Instead, we specifically chose a targeted selection to find out why they got different answers, and the easiest way to do so was to select the most visible contrarian papers.
Of course, we could have replicated papers following the mainstream, as pointed out in some comments, but that would not address the question why there are different answers.
The important point was also to learn from mistakes. Indeed, we should always try to learn from mistakes, as trial and error often is an effective way of learning. There must also be room for disagreement and scholarly dialogue.
Our selection suited this purpose as it would be harder to spot flaws in papers following the mainstream ideas. The chance of finding errors among the outliers is higher than from more mainstream papers.
Our hypothesis was that the chosen contrarian paper was valid, and our approach was to try to falsify this hypothesis by repeating the work with a critical eye.
Colleagues can know exactly what has been done in our analyses and how the results have been reached with open-access data code such as R-scripts that were provided. They provide the recipe behind the conclusions.
If we could find flaws or weaknesses, then we would be able to explain why the results were different from the mainstream. Otherwise, the differences would be a result of genuine uncertainty.
Everybody makes mistakes and errors some times, but progress is made when we learn from trial and error. A scientists job is to be to-the-point and clear as possible; not cosy up to colleagues. So, is is really “inflammatory” to point out the weakness in other analyses?
Hence, an emphasis on similarities and dissimilarities between the contrarian papers was a main subject in our study: Are there any similarities between these high-profile “contrarian” papers other than being contrarian?
So what were our main conclusions?
After all this, the conclusions were surprisingly unsurprising in my mind. The replication revealed a wide range of types of errors, shortcomings, and flaws involving both statistics and physics.

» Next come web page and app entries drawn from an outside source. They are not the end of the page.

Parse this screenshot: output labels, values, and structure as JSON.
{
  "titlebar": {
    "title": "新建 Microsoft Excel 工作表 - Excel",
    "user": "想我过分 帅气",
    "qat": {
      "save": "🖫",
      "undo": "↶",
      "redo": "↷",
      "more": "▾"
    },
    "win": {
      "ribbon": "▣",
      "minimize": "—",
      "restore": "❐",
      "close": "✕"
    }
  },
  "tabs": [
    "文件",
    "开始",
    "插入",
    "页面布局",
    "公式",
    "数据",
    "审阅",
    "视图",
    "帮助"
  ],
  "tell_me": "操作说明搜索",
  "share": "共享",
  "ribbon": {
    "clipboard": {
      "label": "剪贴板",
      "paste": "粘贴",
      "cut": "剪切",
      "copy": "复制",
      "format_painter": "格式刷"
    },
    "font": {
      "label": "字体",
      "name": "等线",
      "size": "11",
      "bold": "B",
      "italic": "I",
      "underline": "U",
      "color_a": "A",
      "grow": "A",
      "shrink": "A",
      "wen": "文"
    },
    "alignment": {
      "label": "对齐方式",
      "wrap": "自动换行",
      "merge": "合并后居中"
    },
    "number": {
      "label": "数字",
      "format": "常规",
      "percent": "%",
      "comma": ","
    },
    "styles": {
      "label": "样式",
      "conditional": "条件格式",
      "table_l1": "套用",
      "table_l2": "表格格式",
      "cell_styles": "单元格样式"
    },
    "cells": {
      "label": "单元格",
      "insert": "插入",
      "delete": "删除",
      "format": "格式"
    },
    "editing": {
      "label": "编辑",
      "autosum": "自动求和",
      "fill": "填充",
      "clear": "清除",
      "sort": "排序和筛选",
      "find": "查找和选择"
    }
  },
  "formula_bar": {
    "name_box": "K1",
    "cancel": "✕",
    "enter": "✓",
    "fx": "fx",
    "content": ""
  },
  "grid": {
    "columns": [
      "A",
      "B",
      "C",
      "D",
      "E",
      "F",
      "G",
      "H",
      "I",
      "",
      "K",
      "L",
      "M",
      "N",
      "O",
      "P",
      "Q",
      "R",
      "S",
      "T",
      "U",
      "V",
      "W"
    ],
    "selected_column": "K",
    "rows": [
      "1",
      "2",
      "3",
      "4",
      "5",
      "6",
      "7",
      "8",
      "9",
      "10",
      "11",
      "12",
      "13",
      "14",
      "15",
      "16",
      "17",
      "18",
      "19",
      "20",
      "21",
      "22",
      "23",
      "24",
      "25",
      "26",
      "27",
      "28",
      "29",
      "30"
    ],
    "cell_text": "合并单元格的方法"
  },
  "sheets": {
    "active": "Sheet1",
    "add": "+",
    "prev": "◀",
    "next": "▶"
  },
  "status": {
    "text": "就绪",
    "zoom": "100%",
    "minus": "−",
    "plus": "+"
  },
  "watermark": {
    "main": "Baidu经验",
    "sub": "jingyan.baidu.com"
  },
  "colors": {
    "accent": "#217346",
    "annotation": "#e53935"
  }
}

It turned out that most of the authors of the contrarian papers did not have a long career within climate research. Newcomers to a scientific discipline may easily err because they often lack tacit knowledge and do not have the comprehensive overview. Many of them had authored several of the papers and failed to cite relevant literature or include relevant and important information.
The motivation for the original plea for a formal rebuttal paper was that educators should be able to point to the peer-reviewed literature “to fight skepticism about the fundamentals on climate change”.
Now, educators can also teach their students to learn from mistakes through replication of case studies.
The important question to ask is where does the answer or information come from? If it’s a universally true result, then anybody should get similar answers. It is important to avoid being dogmatic in science.
- R.E. Benestad, D. Nuccitelli, S. Lewandowsky, K. Hayhoe, H.O. Hygen, R. van Dorland, and J. Cook, "Learning from mistakes in climate research", Theoretical and Applied Climatology, 2015. http://dx.doi.org/10.1007/s00704-015-1597-5
- O. Humlum, J. Solheim, and K. Stordahl, "Identifying natural contributions to late Holocene climate change", Global and Planetary Change, vol. 79, pp. 145-156, 2011. http://dx.doi.org/10.1016/j.gloplacha.2011.09.005